Many doubted that people living on $2 or less per day would spend money on a toilet. We proved them wrong. Our approach starts with consumers—understanding their needs, desires, and social norms.

iDE PC Human Centered Design Extended Caption

(Photo by David Graham/iDE)

Design can change lives when it responds to the needs and desires of real people. We use Human-Centered Design (HCD) to create beneficial products and services that people want to buy and businesses want to sell.
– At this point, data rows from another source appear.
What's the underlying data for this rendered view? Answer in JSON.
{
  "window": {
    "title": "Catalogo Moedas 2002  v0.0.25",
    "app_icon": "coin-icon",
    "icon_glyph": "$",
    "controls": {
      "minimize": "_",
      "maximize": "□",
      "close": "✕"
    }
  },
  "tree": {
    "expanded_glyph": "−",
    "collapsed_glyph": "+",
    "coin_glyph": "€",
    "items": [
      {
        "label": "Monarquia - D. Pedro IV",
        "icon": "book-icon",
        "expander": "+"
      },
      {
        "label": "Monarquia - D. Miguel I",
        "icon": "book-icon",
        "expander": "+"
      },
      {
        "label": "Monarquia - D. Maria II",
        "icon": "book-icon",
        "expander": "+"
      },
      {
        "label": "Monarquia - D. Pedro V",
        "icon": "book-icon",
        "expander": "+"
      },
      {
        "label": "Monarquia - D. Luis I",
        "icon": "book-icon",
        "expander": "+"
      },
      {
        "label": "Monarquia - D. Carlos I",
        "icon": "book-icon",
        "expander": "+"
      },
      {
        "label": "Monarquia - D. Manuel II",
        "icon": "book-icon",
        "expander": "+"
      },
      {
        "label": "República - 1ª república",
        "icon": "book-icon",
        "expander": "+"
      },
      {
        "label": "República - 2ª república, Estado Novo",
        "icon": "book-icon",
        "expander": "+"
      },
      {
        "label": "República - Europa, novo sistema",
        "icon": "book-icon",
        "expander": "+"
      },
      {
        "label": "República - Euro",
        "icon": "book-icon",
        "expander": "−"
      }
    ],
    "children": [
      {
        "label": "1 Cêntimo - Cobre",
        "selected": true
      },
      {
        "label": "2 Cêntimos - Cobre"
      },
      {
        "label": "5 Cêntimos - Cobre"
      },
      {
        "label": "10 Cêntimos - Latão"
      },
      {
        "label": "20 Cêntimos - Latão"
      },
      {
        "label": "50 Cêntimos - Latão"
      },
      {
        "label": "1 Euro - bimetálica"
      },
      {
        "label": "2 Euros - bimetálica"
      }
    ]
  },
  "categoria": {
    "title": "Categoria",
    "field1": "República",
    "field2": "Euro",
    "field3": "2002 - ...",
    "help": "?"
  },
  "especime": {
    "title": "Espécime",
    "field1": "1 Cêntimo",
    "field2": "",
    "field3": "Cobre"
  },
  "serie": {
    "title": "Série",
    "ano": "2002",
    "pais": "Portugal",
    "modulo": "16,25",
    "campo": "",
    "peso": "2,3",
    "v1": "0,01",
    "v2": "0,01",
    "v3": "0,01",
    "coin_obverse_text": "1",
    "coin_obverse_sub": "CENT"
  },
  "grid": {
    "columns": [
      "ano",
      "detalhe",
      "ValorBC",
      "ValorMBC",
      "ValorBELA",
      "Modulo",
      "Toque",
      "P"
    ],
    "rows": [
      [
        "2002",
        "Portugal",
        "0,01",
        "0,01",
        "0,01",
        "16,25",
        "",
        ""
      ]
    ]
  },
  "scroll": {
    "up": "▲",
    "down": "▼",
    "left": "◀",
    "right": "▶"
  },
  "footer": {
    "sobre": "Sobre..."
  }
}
HCD is a systematic method for acquiring a deep understanding of customers, their environments, and their routines in order to create innovative solutions to the problems that they face. Major corporations have used HCD for decades to create products that have revolutionized industries (e.g., Apple, IKEA). iDE applies the same design skills to problems that are of life-and-death importance to people at the base of the economic pyramid. We begin with careful listening to learn about the needs and aspirations of poor rural customers. We then use these insights to iteratively generate, prototype, and refine solutions that improve lives and livelihoods. We consider the entire user experience from how a solution is built to how it is promoted, financed, delivered, serviced, and more. HCD is a critical tool for creating elegant solutions that work smoothly for end customers and for the supply-chain enterprises that make and sell them.

In essence, HCD is a methodology that gives customers a voice in the products and services they buy, resulting in higher adoption rates and profitable business models. We co-design with our users, giving them the opportunity to help create the products that can change their future.

HCD consists of three phases—

  1. Hear—Listen to the needs, aspirations, barriers, and motivators of everyone involved.
  2. Create—Explore multiple ideas and test them quickly, through simple prototypes, to arrive at a desirable and feasible solution.
  3. Deliver—Design a viable business model that will sustainably deliver the product or service to customers

Instead of designing better computers and couches, iDE has become a leader in applying HCD to help solve some of the world’s toughest challenges in sanitation and agriculture. We knew if we thought about the world’s poorest as customers rather than as recipients of charity, we could break through many barriers and create products and services that are feasible, desirable, and viable in the developing world.

Today, we are on a path to embed the HCD approach into each of our country offices.

Localized contexts, holistic solution—

HCD provides the insights that enable iDE to produce tangible results in the field. Scalable solutions are at the intersection of three lenses:

  • Desirability (Social)—What do users need and want? What are the drivers and barriers to adoption? What incentives drive their decisions? What is the entire user experience like, from the moment they are exposed to the solution to their ongoing use and maintenance?
  • Feasibility (Technical)—What can be done technically? Will this technology work locally?
  • Viability (Economic)—What is financially and economically viable? Is there a financing model and incentive structure that allows this solution to be sustained for as long as it is needed?

These solutions can be for both existing and new markets; they can be new solutions or modifications to existing ones; they can be products, services, business models, and programs. The important thing is that they are holistic, addressing the customer, the supply chain, and the marketing mix (product, price, promotion, and distribution).


Read More

Design for Developing Countries

Establishing a methodology for Human-Centered Design in a challenging context

In 2009, the Bill & Melinda Gates Foundation funded a collaboration that combined experience and wisdom of designers and field staff that eventually coalesced into the HCD Toolkit, a methodology specifically for organizations working with poor communities to create products that are feasible, desirable, and viable.


Read more: How human-centered design was adapted for use in developing contexts